▸ **REQUIRED WORK**:
Scan the lines below for "JSON" and copy the matches.

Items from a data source
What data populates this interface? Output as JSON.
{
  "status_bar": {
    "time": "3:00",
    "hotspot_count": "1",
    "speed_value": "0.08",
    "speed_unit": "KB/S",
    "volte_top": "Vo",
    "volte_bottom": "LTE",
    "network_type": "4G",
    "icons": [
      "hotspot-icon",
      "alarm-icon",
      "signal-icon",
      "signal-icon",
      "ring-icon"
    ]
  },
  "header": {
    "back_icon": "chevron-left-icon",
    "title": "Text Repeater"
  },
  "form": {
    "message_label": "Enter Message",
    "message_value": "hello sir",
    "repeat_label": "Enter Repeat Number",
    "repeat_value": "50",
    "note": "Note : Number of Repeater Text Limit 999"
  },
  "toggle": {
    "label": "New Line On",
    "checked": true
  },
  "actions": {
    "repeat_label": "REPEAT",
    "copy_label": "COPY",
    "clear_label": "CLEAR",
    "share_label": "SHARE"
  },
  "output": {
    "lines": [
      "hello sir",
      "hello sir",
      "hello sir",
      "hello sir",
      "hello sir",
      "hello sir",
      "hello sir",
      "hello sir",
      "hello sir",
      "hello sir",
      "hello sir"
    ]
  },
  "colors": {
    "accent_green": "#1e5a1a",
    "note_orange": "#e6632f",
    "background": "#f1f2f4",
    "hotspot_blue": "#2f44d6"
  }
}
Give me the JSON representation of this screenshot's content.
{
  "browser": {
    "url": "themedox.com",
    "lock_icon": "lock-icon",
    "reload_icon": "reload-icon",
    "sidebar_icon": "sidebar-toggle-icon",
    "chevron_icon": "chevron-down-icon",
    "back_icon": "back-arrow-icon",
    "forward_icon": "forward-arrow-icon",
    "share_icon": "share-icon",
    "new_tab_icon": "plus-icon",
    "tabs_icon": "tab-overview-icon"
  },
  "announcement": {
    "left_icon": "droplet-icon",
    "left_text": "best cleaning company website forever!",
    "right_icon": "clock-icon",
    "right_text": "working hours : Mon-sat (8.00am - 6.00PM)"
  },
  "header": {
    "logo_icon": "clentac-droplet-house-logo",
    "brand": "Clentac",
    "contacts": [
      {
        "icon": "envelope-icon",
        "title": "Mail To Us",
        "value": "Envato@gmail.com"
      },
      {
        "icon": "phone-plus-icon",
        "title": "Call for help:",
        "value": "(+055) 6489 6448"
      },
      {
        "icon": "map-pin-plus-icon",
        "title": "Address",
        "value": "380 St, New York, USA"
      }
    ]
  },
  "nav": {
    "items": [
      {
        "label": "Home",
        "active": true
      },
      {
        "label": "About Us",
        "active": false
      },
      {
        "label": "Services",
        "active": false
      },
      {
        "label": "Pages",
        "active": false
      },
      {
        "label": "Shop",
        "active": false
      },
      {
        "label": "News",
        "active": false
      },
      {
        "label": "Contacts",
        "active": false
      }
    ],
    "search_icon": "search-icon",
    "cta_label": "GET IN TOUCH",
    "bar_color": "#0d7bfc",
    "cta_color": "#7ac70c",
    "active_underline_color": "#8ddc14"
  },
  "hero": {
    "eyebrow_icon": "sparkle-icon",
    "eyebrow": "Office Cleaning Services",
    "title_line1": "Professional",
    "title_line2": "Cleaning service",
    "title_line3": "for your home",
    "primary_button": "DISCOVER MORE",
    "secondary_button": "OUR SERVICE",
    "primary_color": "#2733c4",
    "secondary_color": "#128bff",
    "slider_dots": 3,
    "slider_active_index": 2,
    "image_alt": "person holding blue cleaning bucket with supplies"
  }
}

▸ **FINISHED TASK**:
What data populates this interface? Output as JSON.
Give me the JSON representation of this screenshot's content.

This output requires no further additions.